Prompt:
Every line below needs to be printed again exactly, without any of its pictures.
......
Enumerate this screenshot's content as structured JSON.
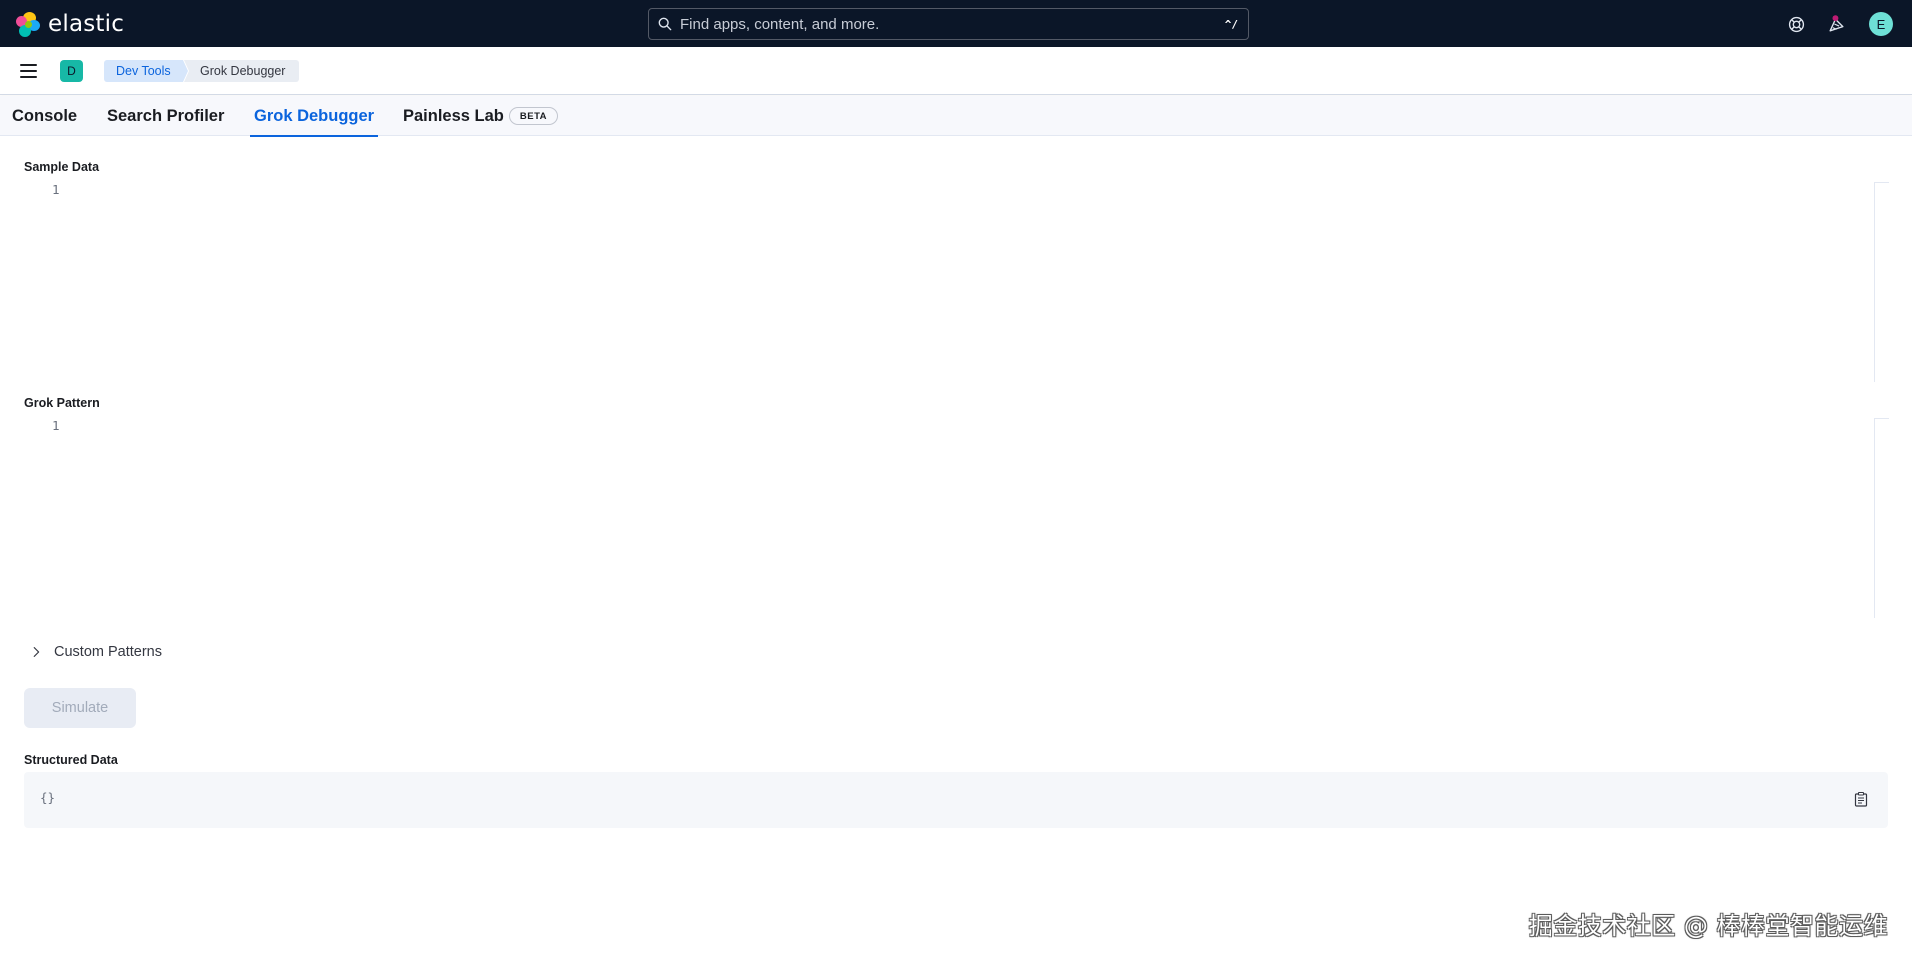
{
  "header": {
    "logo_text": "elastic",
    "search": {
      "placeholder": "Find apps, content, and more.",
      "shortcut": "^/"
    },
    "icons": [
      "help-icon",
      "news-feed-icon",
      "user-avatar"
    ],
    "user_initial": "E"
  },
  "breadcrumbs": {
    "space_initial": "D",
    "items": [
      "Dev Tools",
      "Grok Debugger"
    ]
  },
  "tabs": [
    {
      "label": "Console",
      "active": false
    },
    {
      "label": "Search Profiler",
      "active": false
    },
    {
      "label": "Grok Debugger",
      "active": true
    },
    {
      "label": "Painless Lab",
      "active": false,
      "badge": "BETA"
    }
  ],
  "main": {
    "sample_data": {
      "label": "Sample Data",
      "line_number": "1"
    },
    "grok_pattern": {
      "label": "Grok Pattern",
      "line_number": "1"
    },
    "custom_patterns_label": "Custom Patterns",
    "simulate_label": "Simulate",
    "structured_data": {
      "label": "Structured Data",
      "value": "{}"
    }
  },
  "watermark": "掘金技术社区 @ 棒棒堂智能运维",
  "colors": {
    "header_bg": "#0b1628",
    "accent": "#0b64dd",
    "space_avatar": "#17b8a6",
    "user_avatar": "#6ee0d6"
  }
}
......
Result of this exercise:
Enumerate this screenshot's content as structured JSON.
{
  "header": {
    "logo_text": "elastic",
    "search": {
      "placeholder": "Find apps, content, and more.",
      "shortcut": "^/"
    },
    "icons": [
      "help-icon",
      "news-feed-icon",
      "user-avatar"
    ],
    "user_initial": "E"
  },
  "breadcrumbs": {
    "space_initial": "D",
    "items": [
      "Dev Tools",
      "Grok Debugger"
    ]
  },
  "tabs": [
    {
      "label": "Console",
      "active": false
    },
    {
      "label": "Search Profiler",
      "active": false
    },
    {
      "label": "Grok Debugger",
      "active": true
    },
    {
      "label": "Painless Lab",
      "active": false,
      "badge": "BETA"
    }
  ],
  "main": {
    "sample_data": {
      "label": "Sample Data",
      "line_number": "1"
    },
    "grok_pattern": {
      "label": "Grok Pattern",
      "line_number": "1"
    },
    "custom_patterns_label": "Custom Patterns",
    "simulate_label": "Simulate",
    "structured_data": {
      "label": "Structured Data",
      "value": "{}"
    }
  },
  "watermark": "掘金技术社区 @ 棒棒堂智能运维",
  "colors": {
    "header_bg": "#0b1628",
    "accent": "#0b64dd",
    "space_avatar": "#17b8a6",
    "user_avatar": "#6ee0d6"
  }
}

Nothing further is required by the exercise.